**WHAT THE TASK ASKS**: Without any pictures, output the records exactly as they are.

**SOURCE RECORDS**:
···

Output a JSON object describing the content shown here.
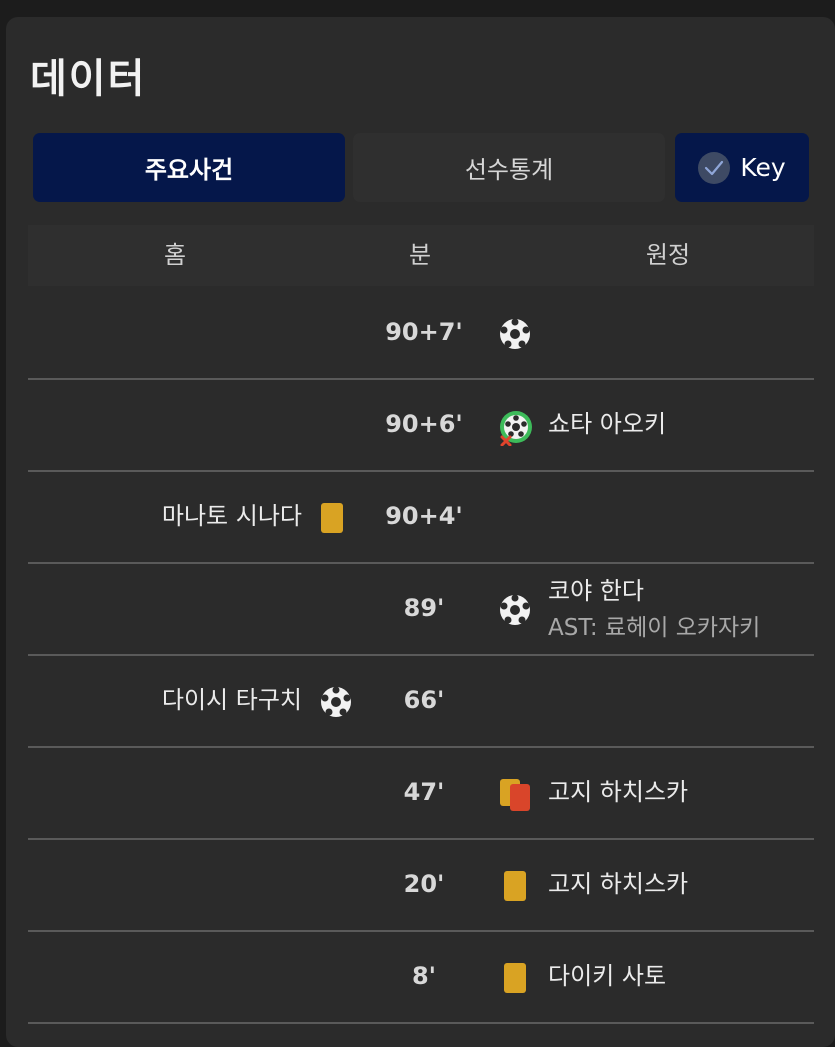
{
  "title": "데이터",
  "tabs": {
    "events_label": "주요사건",
    "stats_label": "선수통계",
    "key_label": "Key"
  },
  "header": {
    "home": "홈",
    "minute": "분",
    "away": "원정"
  },
  "colors": {
    "tab_active": "#05174a",
    "yellow_card": "#d9a323",
    "red_card": "#d9452a",
    "own_goal_ring": "#3dbb5a"
  },
  "events": [
    {
      "minute": "90+7'",
      "home_player": "",
      "away_player": "",
      "away_icon": "goal-icon",
      "assist": ""
    },
    {
      "minute": "90+6'",
      "home_player": "",
      "away_player": "쇼타 아오키",
      "away_icon": "own-goal-icon",
      "assist": ""
    },
    {
      "minute": "90+4'",
      "home_player": "마나토 시나다",
      "home_icon": "yellow-card-icon",
      "away_player": "",
      "assist": ""
    },
    {
      "minute": "89'",
      "home_player": "",
      "away_player": "코야 한다",
      "away_icon": "goal-icon",
      "assist": "AST: 료헤이 오카자키"
    },
    {
      "minute": "66'",
      "home_player": "다이시 타구치",
      "home_icon": "goal-icon",
      "away_player": "",
      "assist": ""
    },
    {
      "minute": "47'",
      "home_player": "",
      "away_player": "고지 하치스카",
      "away_icon": "second-yellow-red-card-icon",
      "assist": ""
    },
    {
      "minute": "20'",
      "home_player": "",
      "away_player": "고지 하치스카",
      "away_icon": "yellow-card-icon",
      "assist": ""
    },
    {
      "minute": "8'",
      "home_player": "",
      "away_player": "다이키 사토",
      "away_icon": "yellow-card-icon",
      "assist": ""
    }
  ]
}
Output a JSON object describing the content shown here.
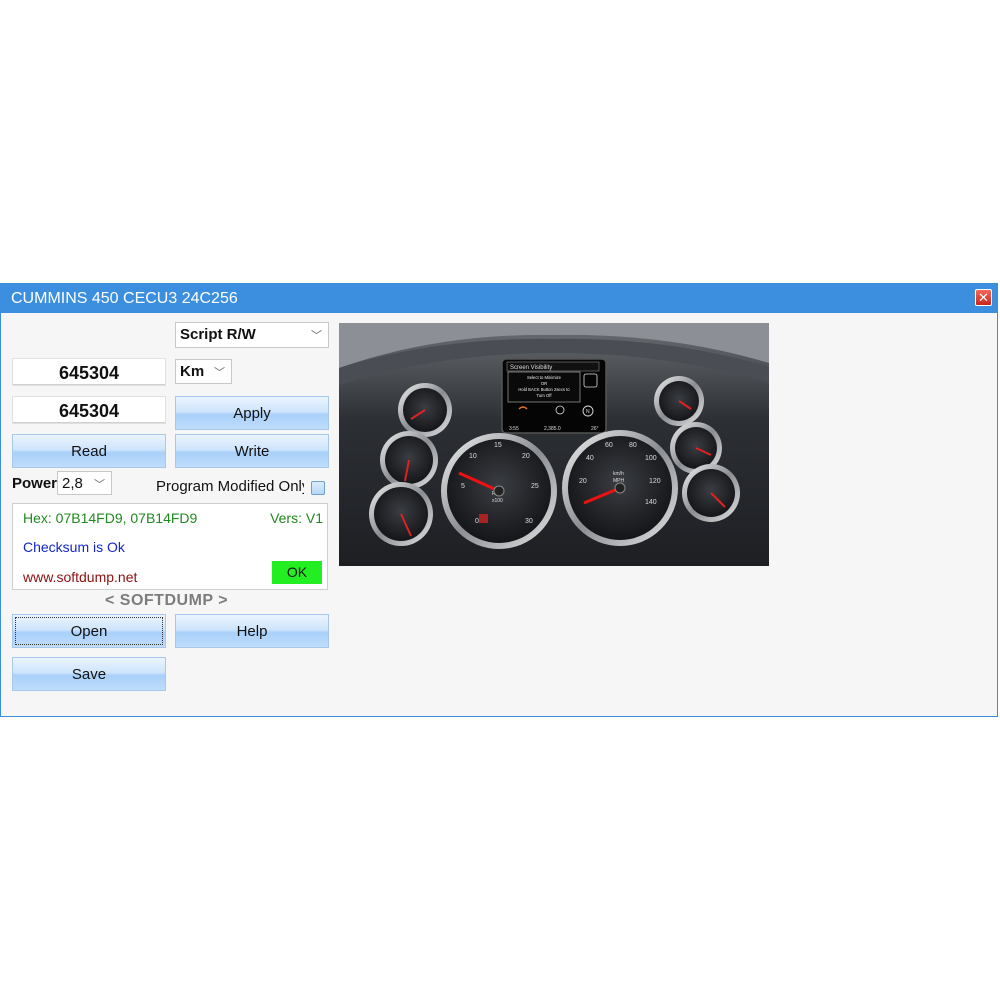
{
  "window": {
    "title": "CUMMINS 450 CECU3 24C256"
  },
  "controls": {
    "script_select": "Script R/W",
    "value_read": "645304",
    "value_write": "645304",
    "unit_select": "Km",
    "apply_label": "Apply",
    "read_label": "Read",
    "write_label": "Write",
    "power_label": "Power",
    "power_select": "2,8",
    "program_modified_label": "Program Modified Only",
    "program_modified_checked": false,
    "open_label": "Open",
    "help_label": "Help",
    "save_label": "Save"
  },
  "status": {
    "hex": "Hex: 07B14FD9, 07B14FD9",
    "vers": "Vers: V1",
    "checksum": "Checksum is Ok",
    "website": "www.softdump.net",
    "ok_badge": "OK"
  },
  "brand": "< SOFTDUMP >",
  "dashboard": {
    "screen_title": "Screen Visibility",
    "screen_line1": "Select to Minimize",
    "screen_line2": "OR",
    "screen_line3": "Hold BACK Button 2secs to",
    "screen_line4": "Turn Off",
    "time": "3:55",
    "odometer": "2,385.0",
    "temp": "26°",
    "rpm_label": "RPM",
    "rpm_unit": "x100",
    "speed_unit": "km/h",
    "speed_unit2": "MPH",
    "rpm_ticks": [
      "0",
      "5",
      "10",
      "15",
      "20",
      "25",
      "30"
    ],
    "speed_ticks": [
      "20",
      "40",
      "60",
      "80",
      "100",
      "120",
      "140"
    ]
  },
  "colors": {
    "titlebar": "#3c8fde",
    "hex_text": "#1f8a1f",
    "checksum_text": "#1427c6",
    "site_text": "#8b1010",
    "ok_badge": "#22ee22"
  }
}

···

**TASK RESPONSE**:
Output a JSON object describing the content shown here.
{
  "title": "데이터",
  "tabs": {
    "events_label": "주요사건",
    "stats_label": "선수통계",
    "key_label": "Key"
  },
  "header": {
    "home": "홈",
    "minute": "분",
    "away": "원정"
  },
  "colors": {
    "tab_active": "#05174a",
    "yellow_card": "#d9a323",
    "red_card": "#d9452a",
    "own_goal_ring": "#3dbb5a"
  },
  "events": [
    {
      "minute": "90+7'",
      "home_player": "",
      "away_player": "",
      "away_icon": "goal-icon",
      "assist": ""
    },
    {
      "minute": "90+6'",
      "home_player": "",
      "away_player": "쇼타 아오키",
      "away_icon": "own-goal-icon",
      "assist": ""
    },
    {
      "minute": "90+4'",
      "home_player": "마나토 시나다",
      "home_icon": "yellow-card-icon",
      "away_player": "",
      "assist": ""
    },
    {
      "minute": "89'",
      "home_player": "",
      "away_player": "코야 한다",
      "away_icon": "goal-icon",
      "assist": "AST: 료헤이 오카자키"
    },
    {
      "minute": "66'",
      "home_player": "다이시 타구치",
      "home_icon": "goal-icon",
      "away_player": "",
      "assist": ""
    },
    {
      "minute": "47'",
      "home_player": "",
      "away_player": "고지 하치스카",
      "away_icon": "second-yellow-red-card-icon",
      "assist": ""
    },
    {
      "minute": "20'",
      "home_player": "",
      "away_player": "고지 하치스카",
      "away_icon": "yellow-card-icon",
      "assist": ""
    },
    {
      "minute": "8'",
      "home_player": "",
      "away_player": "다이키 사토",
      "away_icon": "yellow-card-icon",
      "assist": ""
    }
  ]
}
Output a JSON object describing the content shown here.
{
  "window": {
    "title": "CUMMINS 450 CECU3 24C256"
  },
  "controls": {
    "script_select": "Script R/W",
    "value_read": "645304",
    "value_write": "645304",
    "unit_select": "Km",
    "apply_label": "Apply",
    "read_label": "Read",
    "write_label": "Write",
    "power_label": "Power",
    "power_select": "2,8",
    "program_modified_label": "Program Modified Only",
    "program_modified_checked": false,
    "open_label": "Open",
    "help_label": "Help",
    "save_label": "Save"
  },
  "status": {
    "hex": "Hex: 07B14FD9, 07B14FD9",
    "vers": "Vers: V1",
    "checksum": "Checksum is Ok",
    "website": "www.softdump.net",
    "ok_badge": "OK"
  },
  "brand": "< SOFTDUMP >",
  "dashboard": {
    "screen_title": "Screen Visibility",
    "screen_line1": "Select to Minimize",
    "screen_line2": "OR",
    "screen_line3": "Hold BACK Button 2secs to",
    "screen_line4": "Turn Off",
    "time": "3:55",
    "odometer": "2,385.0",
    "temp": "26°",
    "rpm_label": "RPM",
    "rpm_unit": "x100",
    "speed_unit": "km/h",
    "speed_unit2": "MPH",
    "rpm_ticks": [
      "0",
      "5",
      "10",
      "15",
      "20",
      "25",
      "30"
    ],
    "speed_ticks": [
      "20",
      "40",
      "60",
      "80",
      "100",
      "120",
      "140"
    ]
  },
  "colors": {
    "titlebar": "#3c8fde",
    "hex_text": "#1f8a1f",
    "checksum_text": "#1427c6",
    "site_text": "#8b1010",
    "ok_badge": "#22ee22"
  }
}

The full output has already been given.